▶ Required work
Write only the number of lines in the entries below that contain the word "Admissão".

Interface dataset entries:
•••••

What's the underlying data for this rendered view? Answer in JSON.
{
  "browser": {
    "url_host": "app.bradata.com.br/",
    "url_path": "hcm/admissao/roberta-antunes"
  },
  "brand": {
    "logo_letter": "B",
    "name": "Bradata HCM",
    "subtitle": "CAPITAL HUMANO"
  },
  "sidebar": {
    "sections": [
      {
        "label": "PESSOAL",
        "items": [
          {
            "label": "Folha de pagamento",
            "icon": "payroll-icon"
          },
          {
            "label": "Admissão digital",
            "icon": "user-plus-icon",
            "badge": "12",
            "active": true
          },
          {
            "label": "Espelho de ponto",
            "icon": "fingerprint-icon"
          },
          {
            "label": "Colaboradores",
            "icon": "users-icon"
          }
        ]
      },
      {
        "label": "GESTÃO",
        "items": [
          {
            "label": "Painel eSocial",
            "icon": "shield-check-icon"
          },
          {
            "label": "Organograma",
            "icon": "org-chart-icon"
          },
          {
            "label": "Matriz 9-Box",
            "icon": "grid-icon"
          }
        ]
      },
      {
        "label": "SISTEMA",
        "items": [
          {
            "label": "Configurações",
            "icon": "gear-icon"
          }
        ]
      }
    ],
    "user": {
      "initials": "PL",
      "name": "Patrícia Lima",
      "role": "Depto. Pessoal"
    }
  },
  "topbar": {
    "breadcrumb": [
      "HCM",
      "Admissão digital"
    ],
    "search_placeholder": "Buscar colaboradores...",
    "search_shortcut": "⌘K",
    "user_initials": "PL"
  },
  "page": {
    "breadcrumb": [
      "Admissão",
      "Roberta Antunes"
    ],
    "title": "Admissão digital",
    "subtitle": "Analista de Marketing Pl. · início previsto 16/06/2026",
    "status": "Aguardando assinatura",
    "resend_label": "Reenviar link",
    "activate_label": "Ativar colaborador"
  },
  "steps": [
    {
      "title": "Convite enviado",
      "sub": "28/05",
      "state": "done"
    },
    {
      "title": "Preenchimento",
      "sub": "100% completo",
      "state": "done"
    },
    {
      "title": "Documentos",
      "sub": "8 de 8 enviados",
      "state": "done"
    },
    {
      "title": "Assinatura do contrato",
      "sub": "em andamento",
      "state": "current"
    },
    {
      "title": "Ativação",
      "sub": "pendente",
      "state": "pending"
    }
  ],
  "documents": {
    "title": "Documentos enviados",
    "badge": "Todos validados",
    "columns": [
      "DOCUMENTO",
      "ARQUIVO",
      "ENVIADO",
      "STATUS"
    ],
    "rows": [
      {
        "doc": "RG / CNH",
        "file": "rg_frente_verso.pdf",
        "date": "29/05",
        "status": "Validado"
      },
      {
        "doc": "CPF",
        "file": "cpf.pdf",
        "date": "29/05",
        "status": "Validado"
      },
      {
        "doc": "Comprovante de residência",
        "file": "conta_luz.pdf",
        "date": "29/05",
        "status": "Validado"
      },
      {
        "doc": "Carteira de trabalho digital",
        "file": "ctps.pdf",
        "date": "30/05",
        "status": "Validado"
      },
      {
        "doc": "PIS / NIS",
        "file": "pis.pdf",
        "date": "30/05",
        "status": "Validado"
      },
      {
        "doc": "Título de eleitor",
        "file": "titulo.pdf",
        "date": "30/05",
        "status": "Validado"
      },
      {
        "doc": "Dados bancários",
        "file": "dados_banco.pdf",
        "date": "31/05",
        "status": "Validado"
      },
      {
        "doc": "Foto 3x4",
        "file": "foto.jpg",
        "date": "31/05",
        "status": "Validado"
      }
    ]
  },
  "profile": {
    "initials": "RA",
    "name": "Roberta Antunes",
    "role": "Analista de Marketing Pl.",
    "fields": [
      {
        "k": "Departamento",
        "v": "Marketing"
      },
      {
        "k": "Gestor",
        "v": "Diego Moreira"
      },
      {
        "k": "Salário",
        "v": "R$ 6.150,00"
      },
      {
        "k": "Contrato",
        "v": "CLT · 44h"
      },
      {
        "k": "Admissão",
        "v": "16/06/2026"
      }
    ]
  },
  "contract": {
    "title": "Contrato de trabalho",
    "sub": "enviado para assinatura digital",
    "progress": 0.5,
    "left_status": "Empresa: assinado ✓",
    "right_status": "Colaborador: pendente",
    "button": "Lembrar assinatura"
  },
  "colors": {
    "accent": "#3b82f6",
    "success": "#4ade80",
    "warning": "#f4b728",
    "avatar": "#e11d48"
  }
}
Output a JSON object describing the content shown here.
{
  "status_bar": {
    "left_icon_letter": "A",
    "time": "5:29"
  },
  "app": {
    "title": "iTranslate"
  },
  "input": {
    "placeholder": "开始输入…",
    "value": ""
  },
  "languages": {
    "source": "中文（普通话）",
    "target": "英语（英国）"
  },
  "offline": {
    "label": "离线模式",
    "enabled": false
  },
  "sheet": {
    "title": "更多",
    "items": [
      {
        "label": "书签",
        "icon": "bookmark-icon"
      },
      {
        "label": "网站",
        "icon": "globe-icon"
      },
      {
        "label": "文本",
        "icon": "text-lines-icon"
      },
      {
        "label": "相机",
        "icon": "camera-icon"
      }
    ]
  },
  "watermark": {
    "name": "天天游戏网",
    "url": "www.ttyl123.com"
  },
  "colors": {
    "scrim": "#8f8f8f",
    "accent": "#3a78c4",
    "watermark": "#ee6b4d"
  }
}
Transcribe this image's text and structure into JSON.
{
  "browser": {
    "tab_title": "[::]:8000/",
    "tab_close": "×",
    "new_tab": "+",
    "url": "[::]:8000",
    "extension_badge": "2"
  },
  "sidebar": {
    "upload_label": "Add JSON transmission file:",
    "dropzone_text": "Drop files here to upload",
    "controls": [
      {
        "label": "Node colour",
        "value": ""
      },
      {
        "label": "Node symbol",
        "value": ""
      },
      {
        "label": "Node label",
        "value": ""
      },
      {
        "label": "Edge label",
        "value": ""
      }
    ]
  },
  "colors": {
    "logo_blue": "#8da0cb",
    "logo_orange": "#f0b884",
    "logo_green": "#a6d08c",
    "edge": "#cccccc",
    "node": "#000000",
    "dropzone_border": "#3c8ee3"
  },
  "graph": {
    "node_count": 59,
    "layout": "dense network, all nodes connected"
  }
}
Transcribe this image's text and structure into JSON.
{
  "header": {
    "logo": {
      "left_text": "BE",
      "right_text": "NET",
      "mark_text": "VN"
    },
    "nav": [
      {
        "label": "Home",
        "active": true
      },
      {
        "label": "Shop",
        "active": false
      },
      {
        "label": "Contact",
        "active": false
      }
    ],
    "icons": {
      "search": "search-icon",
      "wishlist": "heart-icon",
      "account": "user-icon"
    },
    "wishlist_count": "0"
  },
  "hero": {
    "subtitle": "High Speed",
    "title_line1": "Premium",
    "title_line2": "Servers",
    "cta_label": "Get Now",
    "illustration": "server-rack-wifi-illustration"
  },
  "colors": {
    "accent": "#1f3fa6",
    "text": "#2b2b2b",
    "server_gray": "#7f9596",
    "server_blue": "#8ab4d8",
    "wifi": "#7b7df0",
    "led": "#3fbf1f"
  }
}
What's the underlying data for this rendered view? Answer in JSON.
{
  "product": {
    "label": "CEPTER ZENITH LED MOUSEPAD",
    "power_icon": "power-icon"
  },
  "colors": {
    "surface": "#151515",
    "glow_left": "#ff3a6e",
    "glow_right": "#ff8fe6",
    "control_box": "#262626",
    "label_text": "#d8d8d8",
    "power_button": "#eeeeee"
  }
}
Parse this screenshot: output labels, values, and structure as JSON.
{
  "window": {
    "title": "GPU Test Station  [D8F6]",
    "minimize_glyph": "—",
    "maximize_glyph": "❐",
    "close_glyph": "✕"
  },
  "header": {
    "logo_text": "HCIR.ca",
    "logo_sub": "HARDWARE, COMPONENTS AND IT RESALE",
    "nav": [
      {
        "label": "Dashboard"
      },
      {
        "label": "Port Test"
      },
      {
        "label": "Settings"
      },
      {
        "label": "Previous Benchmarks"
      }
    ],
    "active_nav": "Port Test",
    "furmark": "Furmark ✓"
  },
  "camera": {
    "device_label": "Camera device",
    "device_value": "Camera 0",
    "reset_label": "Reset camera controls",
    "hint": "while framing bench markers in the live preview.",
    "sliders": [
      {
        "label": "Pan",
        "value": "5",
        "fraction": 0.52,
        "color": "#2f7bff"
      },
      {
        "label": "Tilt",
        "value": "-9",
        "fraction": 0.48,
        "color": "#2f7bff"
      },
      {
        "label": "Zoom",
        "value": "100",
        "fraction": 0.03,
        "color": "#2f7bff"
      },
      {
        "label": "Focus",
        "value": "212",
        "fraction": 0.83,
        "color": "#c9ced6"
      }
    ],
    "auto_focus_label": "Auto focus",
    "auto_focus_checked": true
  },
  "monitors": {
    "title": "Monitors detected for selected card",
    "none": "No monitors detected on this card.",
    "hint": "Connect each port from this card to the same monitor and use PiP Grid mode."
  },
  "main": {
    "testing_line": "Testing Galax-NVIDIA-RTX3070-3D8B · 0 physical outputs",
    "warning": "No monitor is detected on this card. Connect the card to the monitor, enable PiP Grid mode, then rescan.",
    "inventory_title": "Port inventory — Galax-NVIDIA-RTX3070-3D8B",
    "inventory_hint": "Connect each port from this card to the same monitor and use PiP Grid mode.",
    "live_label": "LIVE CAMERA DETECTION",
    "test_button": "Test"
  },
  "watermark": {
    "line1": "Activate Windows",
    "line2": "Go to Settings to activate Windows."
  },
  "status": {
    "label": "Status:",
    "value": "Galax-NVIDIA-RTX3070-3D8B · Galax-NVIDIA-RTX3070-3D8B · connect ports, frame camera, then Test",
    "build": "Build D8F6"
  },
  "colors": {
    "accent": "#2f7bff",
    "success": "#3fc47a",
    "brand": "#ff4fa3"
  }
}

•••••

▶ Written response
5